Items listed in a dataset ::
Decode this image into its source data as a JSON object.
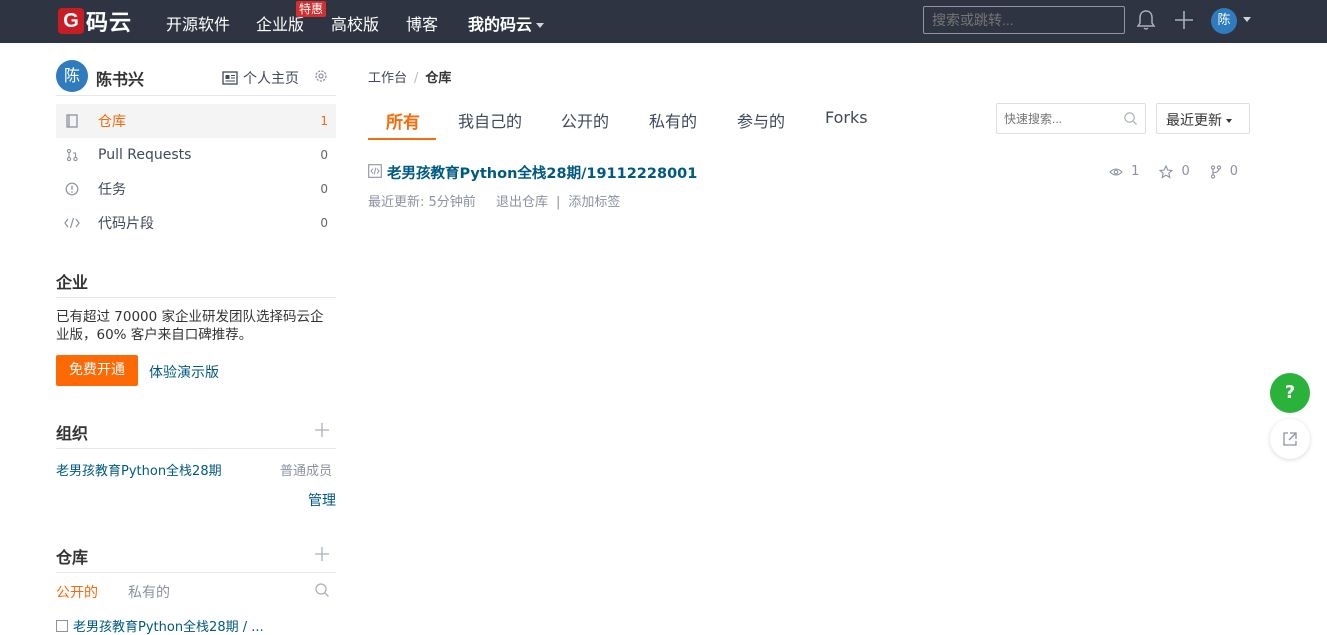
{
  "topnav": {
    "logo_letter": "G",
    "logo_text": "码云",
    "items": [
      "开源软件",
      "企业版",
      "高校版",
      "博客",
      "我的码云"
    ],
    "hot_badge": "特惠",
    "search_placeholder": "搜索或跳转...",
    "avatar": "陈"
  },
  "user": {
    "avatar": "陈",
    "name": "陈书兴",
    "home_link": "个人主页"
  },
  "side_menu": [
    {
      "label": "仓库",
      "count": "1",
      "icon": "repo-icon"
    },
    {
      "label": "Pull Requests",
      "count": "0",
      "icon": "pull-request-icon"
    },
    {
      "label": "任务",
      "count": "0",
      "icon": "issue-icon"
    },
    {
      "label": "代码片段",
      "count": "0",
      "icon": "code-icon"
    }
  ],
  "enterprise": {
    "title": "企业",
    "desc_line1": "已有超过 70000 家企业研发团队选择码云企",
    "desc_line2": "业版，60% 客户来自口碑推荐。",
    "free_button": "免费开通",
    "demo_link": "体验演示版"
  },
  "orgs": {
    "title": "组织",
    "items": [
      {
        "name": "老男孩教育Python全栈28期",
        "role": "普通成员"
      }
    ],
    "manage": "管理"
  },
  "side_repos": {
    "title": "仓库",
    "tabs": [
      "公开的",
      "私有的"
    ],
    "first_item": "老男孩教育Python全栈28期 / ..."
  },
  "breadcrumb": {
    "root": "工作台",
    "separator": "/",
    "current": "仓库"
  },
  "tabs": [
    "所有",
    "我自己的",
    "公开的",
    "私有的",
    "参与的",
    "Forks"
  ],
  "quick_search_placeholder": "快速搜索...",
  "sort_label": "最近更新",
  "repos": [
    {
      "title": "老男孩教育Python全栈28期/19112228001",
      "updated": "最近更新: 5分钟前",
      "action_exit": "退出仓库",
      "meta_pipe": "|",
      "action_tag": "添加标签",
      "watch": "1",
      "stars": "0",
      "forks": "0"
    }
  ],
  "float": {
    "help": "?"
  },
  "colors": {
    "accent": "#f46c0b",
    "topbar": "#2e3442",
    "link": "#005980",
    "help": "#2bb23b"
  }
}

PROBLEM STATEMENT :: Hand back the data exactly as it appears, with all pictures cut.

WRITTEN ANSWER ::
Decode this image into its source data as a JSON object.
{
  "topnav": {
    "logo_letter": "G",
    "logo_text": "码云",
    "items": [
      "开源软件",
      "企业版",
      "高校版",
      "博客",
      "我的码云"
    ],
    "hot_badge": "特惠",
    "search_placeholder": "搜索或跳转...",
    "avatar": "陈"
  },
  "user": {
    "avatar": "陈",
    "name": "陈书兴",
    "home_link": "个人主页"
  },
  "side_menu": [
    {
      "label": "仓库",
      "count": "1",
      "icon": "repo-icon"
    },
    {
      "label": "Pull Requests",
      "count": "0",
      "icon": "pull-request-icon"
    },
    {
      "label": "任务",
      "count": "0",
      "icon": "issue-icon"
    },
    {
      "label": "代码片段",
      "count": "0",
      "icon": "code-icon"
    }
  ],
  "enterprise": {
    "title": "企业",
    "desc_line1": "已有超过 70000 家企业研发团队选择码云企",
    "desc_line2": "业版，60% 客户来自口碑推荐。",
    "free_button": "免费开通",
    "demo_link": "体验演示版"
  },
  "orgs": {
    "title": "组织",
    "items": [
      {
        "name": "老男孩教育Python全栈28期",
        "role": "普通成员"
      }
    ],
    "manage": "管理"
  },
  "side_repos": {
    "title": "仓库",
    "tabs": [
      "公开的",
      "私有的"
    ],
    "first_item": "老男孩教育Python全栈28期 / ..."
  },
  "breadcrumb": {
    "root": "工作台",
    "separator": "/",
    "current": "仓库"
  },
  "tabs": [
    "所有",
    "我自己的",
    "公开的",
    "私有的",
    "参与的",
    "Forks"
  ],
  "quick_search_placeholder": "快速搜索...",
  "sort_label": "最近更新",
  "repos": [
    {
      "title": "老男孩教育Python全栈28期/19112228001",
      "updated": "最近更新: 5分钟前",
      "action_exit": "退出仓库",
      "meta_pipe": "|",
      "action_tag": "添加标签",
      "watch": "1",
      "stars": "0",
      "forks": "0"
    }
  ],
  "float": {
    "help": "?"
  },
  "colors": {
    "accent": "#f46c0b",
    "topbar": "#2e3442",
    "link": "#005980",
    "help": "#2bb23b"
  }
}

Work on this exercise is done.